DATA SECTION.
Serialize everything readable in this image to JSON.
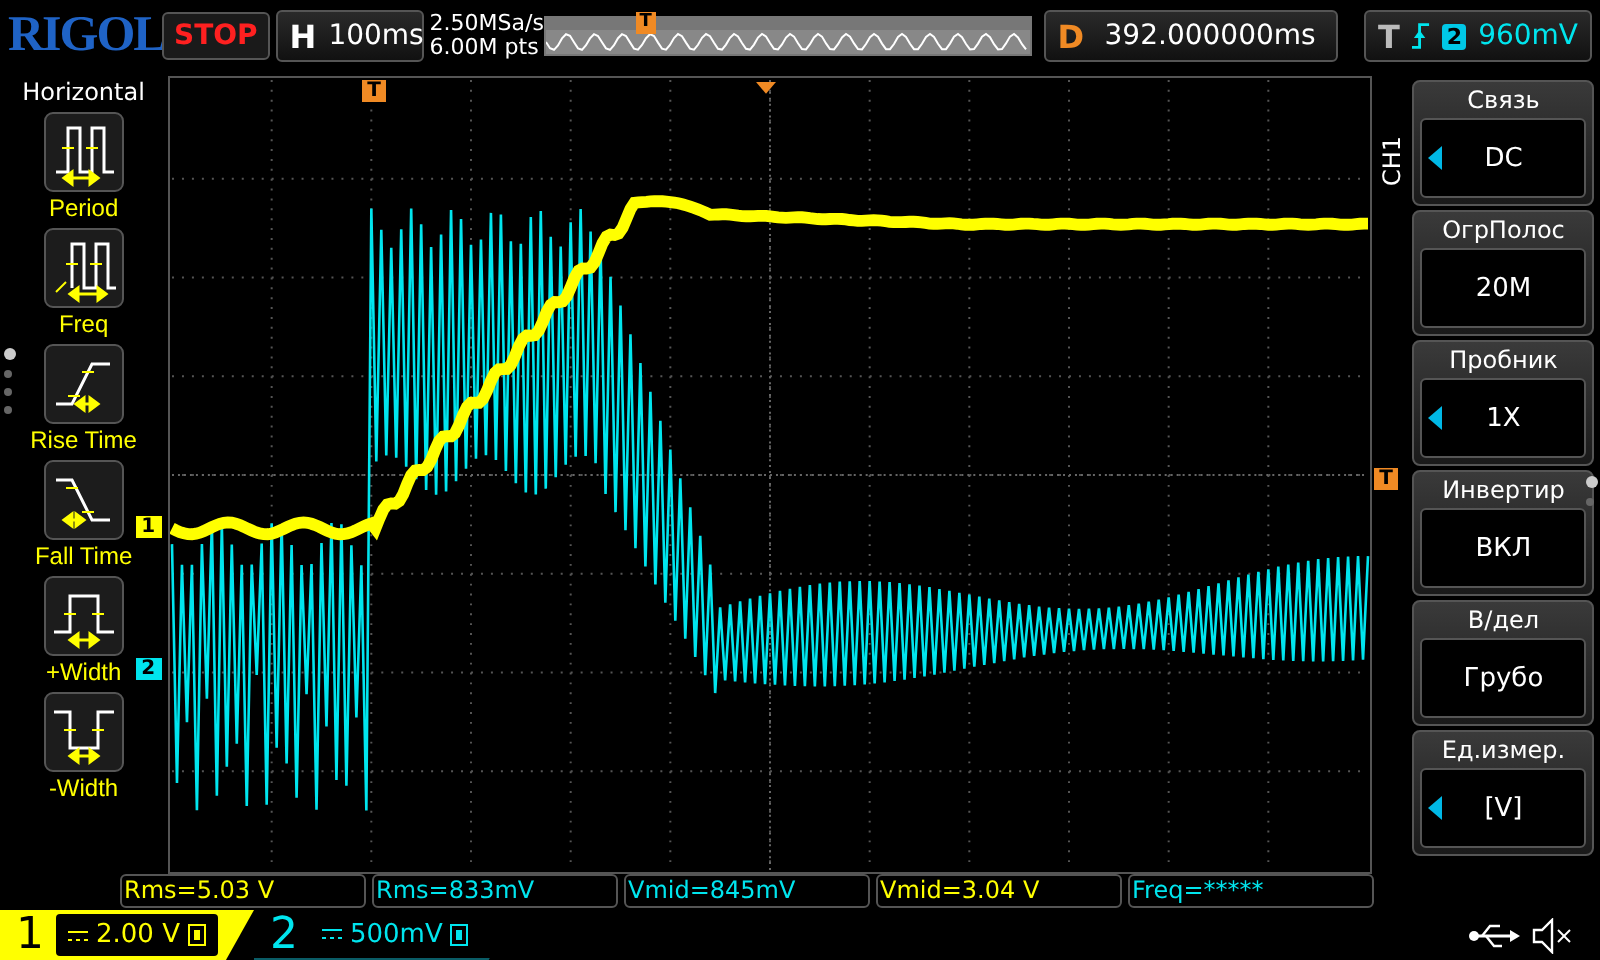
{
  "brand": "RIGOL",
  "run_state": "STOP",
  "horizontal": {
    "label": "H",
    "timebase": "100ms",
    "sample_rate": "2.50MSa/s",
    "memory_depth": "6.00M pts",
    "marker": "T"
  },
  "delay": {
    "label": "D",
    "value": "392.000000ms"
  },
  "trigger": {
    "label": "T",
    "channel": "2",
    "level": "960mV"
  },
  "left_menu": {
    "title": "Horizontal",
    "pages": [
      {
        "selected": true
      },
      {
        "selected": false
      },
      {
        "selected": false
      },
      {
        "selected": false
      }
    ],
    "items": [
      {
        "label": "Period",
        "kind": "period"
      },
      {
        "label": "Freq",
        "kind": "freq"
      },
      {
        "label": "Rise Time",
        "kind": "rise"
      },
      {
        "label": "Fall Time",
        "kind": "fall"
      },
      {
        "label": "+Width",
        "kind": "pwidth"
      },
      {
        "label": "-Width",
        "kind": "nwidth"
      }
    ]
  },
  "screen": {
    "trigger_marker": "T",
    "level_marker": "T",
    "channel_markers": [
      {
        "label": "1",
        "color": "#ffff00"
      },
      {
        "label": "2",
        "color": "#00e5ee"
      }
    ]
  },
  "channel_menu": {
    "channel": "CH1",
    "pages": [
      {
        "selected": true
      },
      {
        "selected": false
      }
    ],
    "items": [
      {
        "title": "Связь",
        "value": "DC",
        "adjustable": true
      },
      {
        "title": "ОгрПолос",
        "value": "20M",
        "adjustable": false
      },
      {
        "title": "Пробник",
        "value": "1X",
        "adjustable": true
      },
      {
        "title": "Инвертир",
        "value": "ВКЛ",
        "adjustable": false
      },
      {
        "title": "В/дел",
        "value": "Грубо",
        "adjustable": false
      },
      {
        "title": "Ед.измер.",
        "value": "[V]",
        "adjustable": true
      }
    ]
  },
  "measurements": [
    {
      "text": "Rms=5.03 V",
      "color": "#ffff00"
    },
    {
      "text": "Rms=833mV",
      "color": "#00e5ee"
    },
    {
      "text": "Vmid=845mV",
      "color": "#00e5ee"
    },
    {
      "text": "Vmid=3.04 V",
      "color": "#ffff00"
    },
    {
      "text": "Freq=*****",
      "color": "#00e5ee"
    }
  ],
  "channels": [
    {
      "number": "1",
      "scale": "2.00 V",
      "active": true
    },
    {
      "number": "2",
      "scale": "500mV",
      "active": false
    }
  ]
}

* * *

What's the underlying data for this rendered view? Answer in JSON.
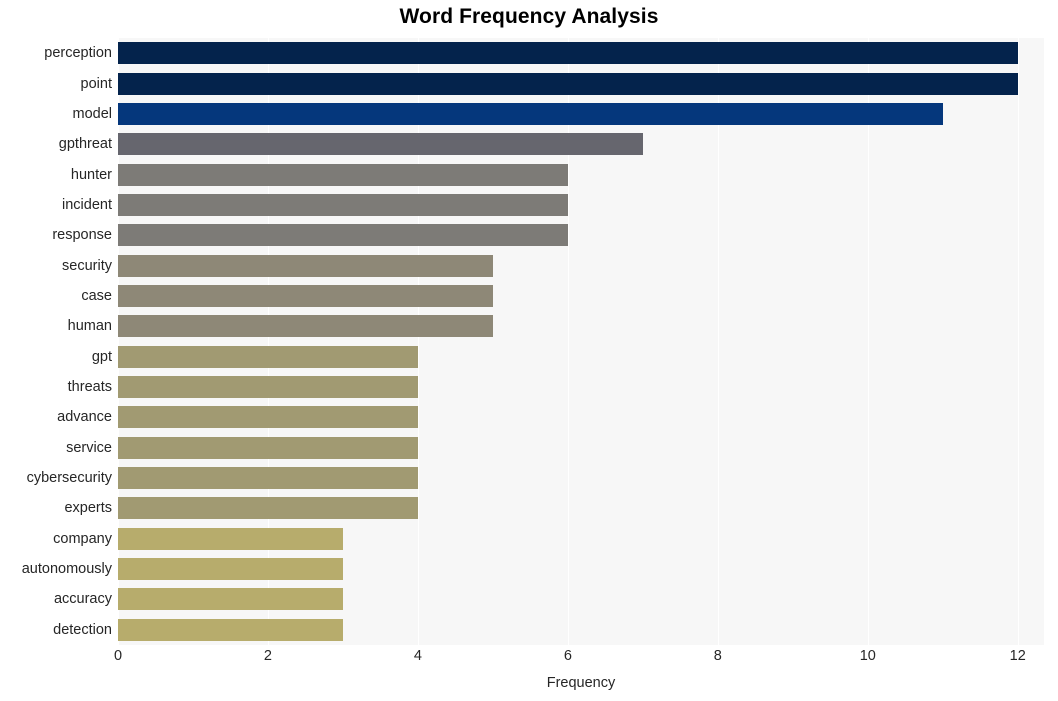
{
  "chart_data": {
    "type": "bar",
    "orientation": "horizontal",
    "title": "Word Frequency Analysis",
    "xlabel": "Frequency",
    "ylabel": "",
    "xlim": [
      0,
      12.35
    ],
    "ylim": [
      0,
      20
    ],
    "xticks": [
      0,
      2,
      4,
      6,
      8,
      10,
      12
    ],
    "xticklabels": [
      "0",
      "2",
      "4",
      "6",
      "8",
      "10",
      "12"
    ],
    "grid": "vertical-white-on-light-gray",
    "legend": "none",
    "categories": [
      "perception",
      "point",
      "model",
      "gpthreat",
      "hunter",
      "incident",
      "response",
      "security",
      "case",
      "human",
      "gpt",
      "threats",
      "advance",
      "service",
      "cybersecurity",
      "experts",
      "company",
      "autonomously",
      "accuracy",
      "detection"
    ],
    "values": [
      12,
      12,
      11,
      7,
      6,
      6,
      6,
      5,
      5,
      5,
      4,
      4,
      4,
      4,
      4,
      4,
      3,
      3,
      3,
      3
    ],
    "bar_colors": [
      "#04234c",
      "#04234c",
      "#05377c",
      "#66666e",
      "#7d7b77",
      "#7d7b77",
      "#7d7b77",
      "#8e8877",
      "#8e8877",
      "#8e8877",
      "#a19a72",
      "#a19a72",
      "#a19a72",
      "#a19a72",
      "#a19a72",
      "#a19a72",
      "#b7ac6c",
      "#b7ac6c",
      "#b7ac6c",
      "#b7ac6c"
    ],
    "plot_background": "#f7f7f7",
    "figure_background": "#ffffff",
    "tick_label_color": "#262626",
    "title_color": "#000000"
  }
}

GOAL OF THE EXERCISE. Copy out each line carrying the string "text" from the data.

THE COMPLETED TASK.
      "text": "Rms=5.03 V",
      "text": "Rms=833mV",
      "text": "Vmid=845mV",
      "text": "Vmid=3.04 V",
      "text": "Freq=*****",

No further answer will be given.